Update: Here are the slides.
View more presentations from Lou Franco.
Been looking around WinFX and specifically XAML recently. Not sure I think writing XML is a great way to write a GUI (but billions of web pages clearly prove me wrong). My first impression is that one of the benefits is going to be automated creation of XAML — not from tools, but from our own programs.
It’s been 10 years since HTML was a household word and I still feel like it’s easier to hand write it than use a WYSIWYG tool. I also never really liked using dialog editors. Even good ones like Delphi have too many limitations, especially when it comes to layout. So, I’m not expecting much from the tool support for XAML. But since it’s just a text format, it should be pretty easy to generate from a simpler format (or from models). I’m looking forward to playing around with that idea.
Here are some links I’ve collected on giving presentations. I have been revisiting them lately in preparation for my talk next month.
C++ (and Cocoa) unit testing is built into XCode on OSX. I am writing an application right now that I plan to port to Windows. When I wanted to see how portable my code was, I decided to get all of the unit tests passed on Windows.
Unfortunately, XCode does not use CppUnit, which is already portable. Here is some code I wrote that you can use to run your XCode generated unit tests on Windows.
I’ll be giving the next presentation at the Western Mass Dot Net Users Group on the basics of UML. Details:
Get an introduction to the Unified Modeling Language. Learn the basics of Class, Sequence, and Use Case diagrams. The emphasis will be on UML sketching, but UML code generation will be discussed.
This session will be platform independent. Please bring an open mind, your ideas, and experience to share with the group. Software developers, project managers, students and anyone interested in software development on any platform are encouraged to attend.
Tuesday, February 7 at 6:00 PM
Fazzi Associates, Inc.
243 King St. Suite 236, Northampton
Despite his rants against C++, Stevey’s Drunken Blog Rants, is one of my favorite new blogs. Actually, since it hasn’t been updated in about nine months, and was written mostly in 2004, it’s not really new. It was rediscovered by social bookmarking sites (I found it on reddit.com). I was reminded of it while thinking about resuscitating this site.

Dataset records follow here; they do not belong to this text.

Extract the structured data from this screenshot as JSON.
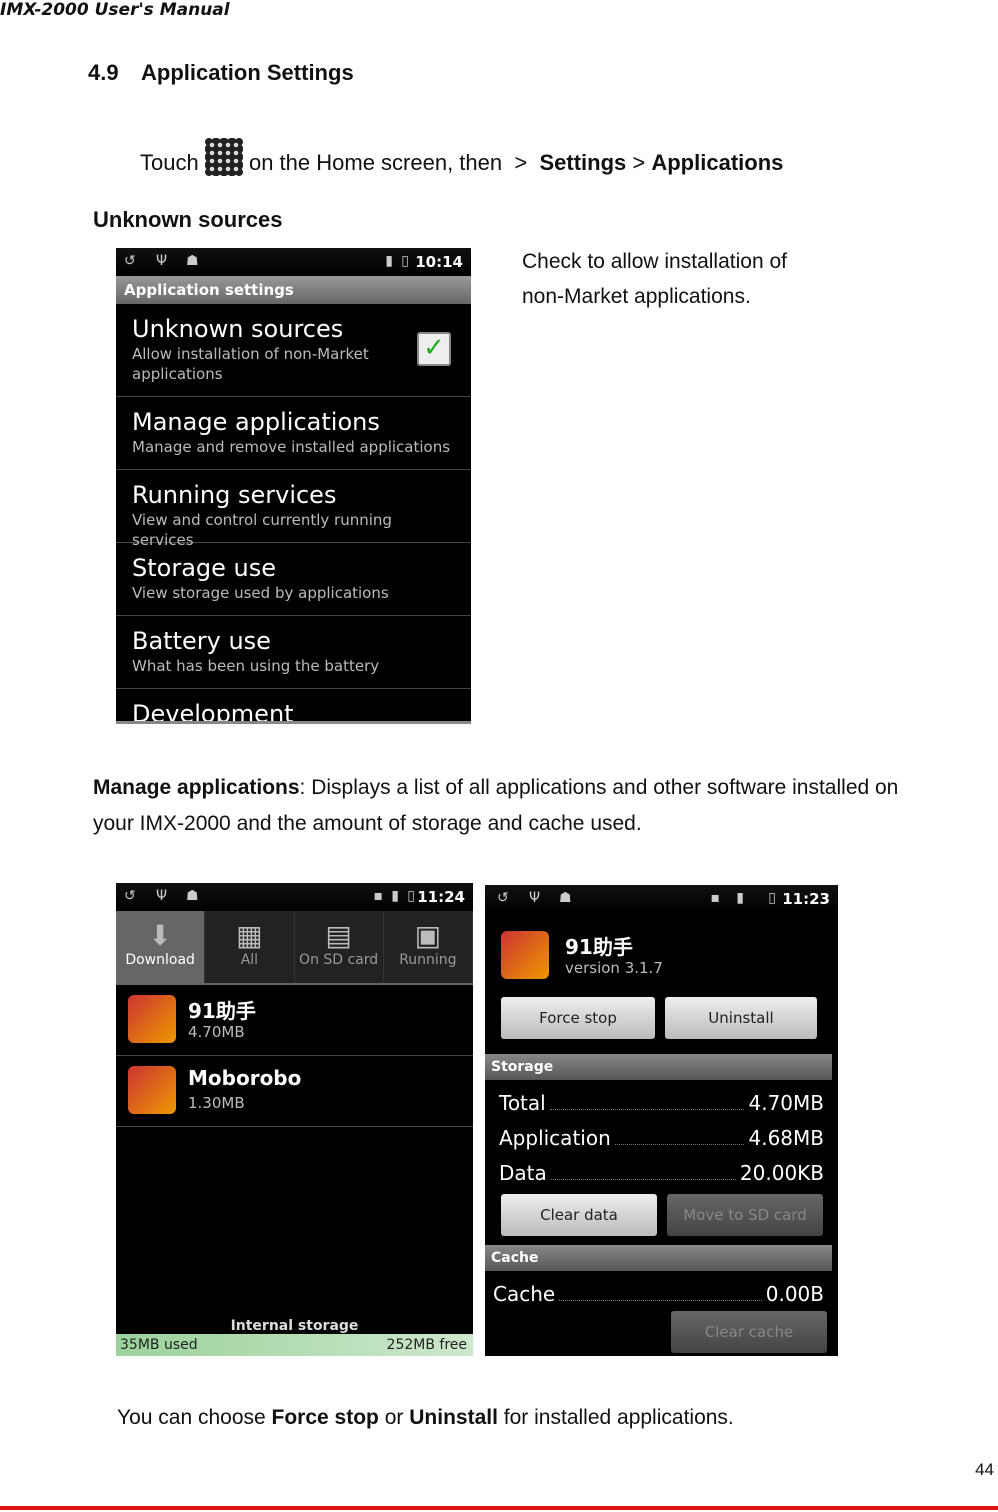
{
  "header": {
    "manual_title": "IMX-2000 User's Manual"
  },
  "section": {
    "number": "4.9",
    "title": "Application Settings"
  },
  "intro": {
    "touch": "Touch",
    "rest": "on the Home screen, then",
    "sep1": ">",
    "settings": "Settings",
    "sep2": ">",
    "applications": "Applications"
  },
  "unknown": {
    "heading": "Unknown sources",
    "desc1": "Check to allow installation of",
    "desc2": "non-Market applications."
  },
  "screen1": {
    "time": "10:14",
    "title": "Application settings",
    "items": [
      {
        "title": "Unknown sources",
        "sub1": "Allow installation of non-Market",
        "sub2": "applications"
      },
      {
        "title": "Manage applications",
        "sub1": "Manage and remove installed applications"
      },
      {
        "title": "Running services",
        "sub1": "View and control currently running services"
      },
      {
        "title": "Storage use",
        "sub1": "View storage used by applications"
      },
      {
        "title": "Battery use",
        "sub1": "What has been using the battery"
      },
      {
        "title": "Development"
      }
    ]
  },
  "manage": {
    "bold": "Manage applications",
    "text": ": Displays a list of all applications and other software installed on",
    "text2": "your IMX-2000 and the amount of storage and cache used."
  },
  "screen2": {
    "time": "11:24",
    "tabs": [
      "Download",
      "All",
      "On SD card",
      "Running"
    ],
    "apps": [
      {
        "name": "91助手",
        "size": "4.70MB"
      },
      {
        "name": "Moborobo",
        "size": "1.30MB"
      }
    ],
    "storage_label": "Internal storage",
    "used": "35MB used",
    "free": "252MB free"
  },
  "screen3": {
    "time": "11:23",
    "app_name": "91助手",
    "version": "version 3.1.7",
    "force_stop": "Force stop",
    "uninstall": "Uninstall",
    "storage_hdr": "Storage",
    "rows": [
      {
        "label": "Total",
        "value": "4.70MB"
      },
      {
        "label": "Application",
        "value": "4.68MB"
      },
      {
        "label": "Data",
        "value": "20.00KB"
      }
    ],
    "clear_data": "Clear data",
    "move_sd": "Move to SD card",
    "cache_hdr": "Cache",
    "cache_label": "Cache",
    "cache_value": "0.00B",
    "clear_cache": "Clear cache"
  },
  "footer": {
    "pre": "You can choose",
    "force": "Force stop",
    "or": "or",
    "uninstall": "Uninstall",
    "post": "for installed applications.",
    "page": "44"
  },
  "colors": {
    "rule": "#e01010",
    "check": "#22aa22"
  }
}
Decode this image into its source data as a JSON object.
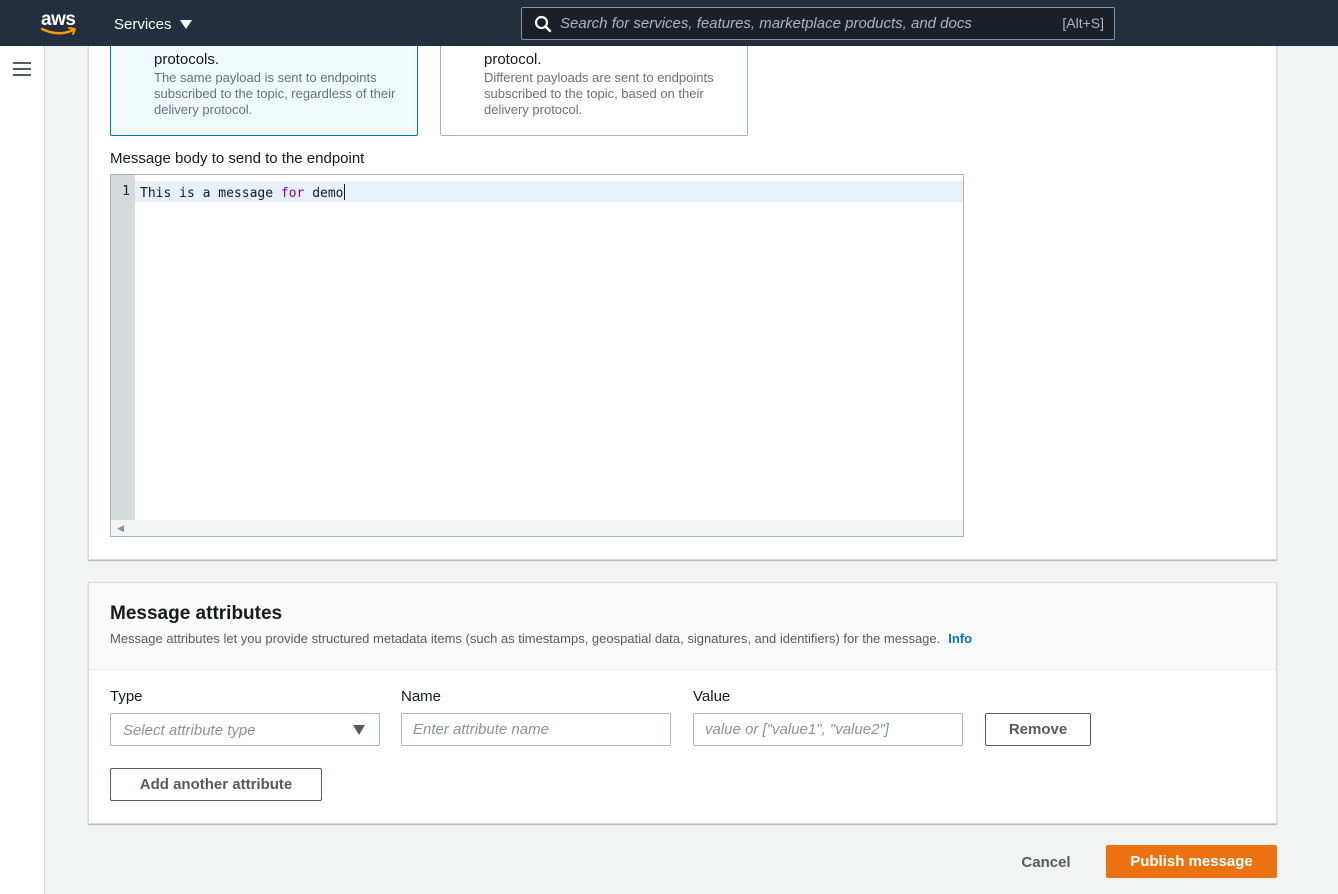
{
  "nav": {
    "logo_text": "aws",
    "services_label": "Services",
    "search_placeholder": "Search for services, features, marketplace products, and docs",
    "search_shortcut": "[Alt+S]"
  },
  "structure_options": [
    {
      "title": "protocols.",
      "description": "The same payload is sent to endpoints subscribed to the topic, regardless of their delivery protocol.",
      "selected": true
    },
    {
      "title": "protocol.",
      "description": "Different payloads are sent to endpoints subscribed to the topic, based on their delivery protocol.",
      "selected": false
    }
  ],
  "message_body": {
    "label": "Message body to send to the endpoint",
    "line_number": "1",
    "code_before": "This is a message ",
    "code_keyword": "for",
    "code_after": " demo"
  },
  "attributes": {
    "title": "Message attributes",
    "description": "Message attributes let you provide structured metadata items (such as timestamps, geospatial data, signatures, and identifiers) for the message.",
    "info_link": "Info",
    "type_label": "Type",
    "type_placeholder": "Select attribute type",
    "name_label": "Name",
    "name_placeholder": "Enter attribute name",
    "value_label": "Value",
    "value_placeholder": "value or [\"value1\", \"value2\"]",
    "remove_label": "Remove",
    "add_label": "Add another attribute"
  },
  "footer": {
    "cancel_label": "Cancel",
    "publish_label": "Publish message"
  },
  "colors": {
    "nav_bg": "#232f3e",
    "accent": "#ec7211",
    "link": "#0073bb",
    "selected_border": "#0073bb"
  }
}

There are a lot of great articles, but this one about server-side service software is one of my favorites (given that I’ve spent a lot of time thinking about the subject). Another great article on this topic is Paul Graham’s The Other Road Ahead.
Speaking of XML, I saw this recently: Don’t Invent XML Languages by Tim Bray. In addition to pointing to this great list of XML Languages, he introduces “The Big Five” XML Languages and where they should be used.
Suppose you’ve got an application where a markup language would be handy, and you’re wisely resisting the temptation to build your own. What are you going to do, then?
The smartest thing to do would be to find a way to use one of the perfectly good markup languages that have been designed and debugged and have validators and authoring software and parsers and generators and all that other good stuff. Here’s a radical idea: don’t even think of making your own language until you’re sure that you can’t do the job using one of the Big Five: XHTML, DocBook, ODF, UBL, and Atom.